There are dinosaurs among us, and ruthless ones at that. Don't scoff — it's true. Need proof? Look no further than the Great Tit, aka "The Zombie Tit." Why is it called "The Zombie Tit?" Because it's a killing machine with a single mission. To eat brains.
Warning: animal gore ahead.
Most researchers accept that modern birds belong to a specialized subgroup of theropods (the clade encompassing T. rex and Velociraptor), making them perhaps the only branch of dinosaurs to have survived the Cretaceous–Paleogene extinction event 65 million years ago.

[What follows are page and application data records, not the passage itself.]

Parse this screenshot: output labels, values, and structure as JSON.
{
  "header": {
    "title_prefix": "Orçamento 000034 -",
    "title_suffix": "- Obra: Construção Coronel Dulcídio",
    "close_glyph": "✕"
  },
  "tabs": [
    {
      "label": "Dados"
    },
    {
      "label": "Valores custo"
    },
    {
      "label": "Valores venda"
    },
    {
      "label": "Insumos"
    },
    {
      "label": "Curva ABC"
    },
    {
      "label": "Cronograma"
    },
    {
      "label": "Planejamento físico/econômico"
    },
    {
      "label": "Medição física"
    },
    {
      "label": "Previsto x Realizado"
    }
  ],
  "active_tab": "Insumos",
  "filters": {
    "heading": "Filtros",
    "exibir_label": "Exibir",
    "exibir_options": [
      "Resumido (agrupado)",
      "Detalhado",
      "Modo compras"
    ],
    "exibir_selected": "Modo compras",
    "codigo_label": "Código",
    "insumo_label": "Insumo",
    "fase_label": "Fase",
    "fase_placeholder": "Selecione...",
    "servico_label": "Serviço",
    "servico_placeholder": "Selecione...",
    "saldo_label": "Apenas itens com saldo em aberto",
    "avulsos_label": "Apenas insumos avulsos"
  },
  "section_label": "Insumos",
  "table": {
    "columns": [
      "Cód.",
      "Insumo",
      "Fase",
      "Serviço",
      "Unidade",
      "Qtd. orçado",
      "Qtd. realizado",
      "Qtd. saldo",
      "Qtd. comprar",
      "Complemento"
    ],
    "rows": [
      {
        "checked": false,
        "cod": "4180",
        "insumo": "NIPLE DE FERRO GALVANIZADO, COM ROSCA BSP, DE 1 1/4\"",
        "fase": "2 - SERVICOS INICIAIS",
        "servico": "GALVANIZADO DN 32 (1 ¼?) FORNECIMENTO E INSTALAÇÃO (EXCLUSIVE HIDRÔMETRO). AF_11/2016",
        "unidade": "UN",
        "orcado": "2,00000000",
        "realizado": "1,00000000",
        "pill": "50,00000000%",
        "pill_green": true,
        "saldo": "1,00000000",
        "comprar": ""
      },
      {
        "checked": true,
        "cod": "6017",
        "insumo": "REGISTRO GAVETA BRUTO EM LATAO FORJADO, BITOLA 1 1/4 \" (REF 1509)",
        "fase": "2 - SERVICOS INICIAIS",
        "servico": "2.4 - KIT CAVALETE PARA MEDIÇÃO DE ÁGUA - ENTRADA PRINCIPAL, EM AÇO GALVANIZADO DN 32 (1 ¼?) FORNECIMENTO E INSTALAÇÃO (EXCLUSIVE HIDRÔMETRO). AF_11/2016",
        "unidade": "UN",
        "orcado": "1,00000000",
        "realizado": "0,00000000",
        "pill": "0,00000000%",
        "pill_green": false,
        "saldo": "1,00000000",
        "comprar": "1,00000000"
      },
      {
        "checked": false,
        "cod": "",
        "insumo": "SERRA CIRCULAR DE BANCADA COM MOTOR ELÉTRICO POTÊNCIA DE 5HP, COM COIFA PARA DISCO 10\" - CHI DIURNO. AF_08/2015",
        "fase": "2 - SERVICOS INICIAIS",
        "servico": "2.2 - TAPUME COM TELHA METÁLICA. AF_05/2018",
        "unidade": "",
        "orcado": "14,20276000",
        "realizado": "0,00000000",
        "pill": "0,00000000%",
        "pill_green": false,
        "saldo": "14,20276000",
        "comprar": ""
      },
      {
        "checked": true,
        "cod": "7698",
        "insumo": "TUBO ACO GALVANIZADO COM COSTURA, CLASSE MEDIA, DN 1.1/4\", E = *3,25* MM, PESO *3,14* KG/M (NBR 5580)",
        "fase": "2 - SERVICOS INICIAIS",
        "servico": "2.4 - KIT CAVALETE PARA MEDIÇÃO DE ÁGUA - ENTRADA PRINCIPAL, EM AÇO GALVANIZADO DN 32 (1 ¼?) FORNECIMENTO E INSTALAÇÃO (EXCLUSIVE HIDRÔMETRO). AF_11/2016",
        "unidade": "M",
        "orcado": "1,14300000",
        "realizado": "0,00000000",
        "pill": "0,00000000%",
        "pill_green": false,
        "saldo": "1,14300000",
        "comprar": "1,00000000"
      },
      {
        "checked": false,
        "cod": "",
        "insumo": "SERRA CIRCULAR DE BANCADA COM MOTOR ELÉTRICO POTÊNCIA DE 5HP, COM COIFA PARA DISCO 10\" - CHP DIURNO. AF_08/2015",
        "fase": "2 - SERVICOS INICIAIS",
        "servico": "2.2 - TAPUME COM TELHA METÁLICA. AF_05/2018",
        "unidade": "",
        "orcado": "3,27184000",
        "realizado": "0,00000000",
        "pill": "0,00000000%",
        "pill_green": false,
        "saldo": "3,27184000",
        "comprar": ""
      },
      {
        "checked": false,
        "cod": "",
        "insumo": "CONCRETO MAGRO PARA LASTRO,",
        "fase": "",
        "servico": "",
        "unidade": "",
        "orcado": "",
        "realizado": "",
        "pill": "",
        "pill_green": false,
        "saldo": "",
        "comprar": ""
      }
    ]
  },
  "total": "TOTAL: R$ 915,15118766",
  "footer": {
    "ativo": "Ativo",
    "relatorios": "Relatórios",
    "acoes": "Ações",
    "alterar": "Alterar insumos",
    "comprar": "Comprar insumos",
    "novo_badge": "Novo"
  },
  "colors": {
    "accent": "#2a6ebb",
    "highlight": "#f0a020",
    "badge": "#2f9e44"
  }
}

In light of this kinship, it never ceases to amaze me how many people are reluctant to associate birds with dinosaurs. Here's a fun game: next time you're hanging out with a group of friends, casually mention that T. rex is now hypothesized to have sported feathers. Not a few plumes here and there— we're talking literally covered in feathers. Now keep a tally of how many childhoods you've just ruined. People loathe a feathered dinosaur. "Dinosaurs used to be cool," said our own Esther Inglis Arkell on the matter last year, "[then] feathers came in, and now it's like, they're going to ruffle their plumage when they come after me, and that is not scary."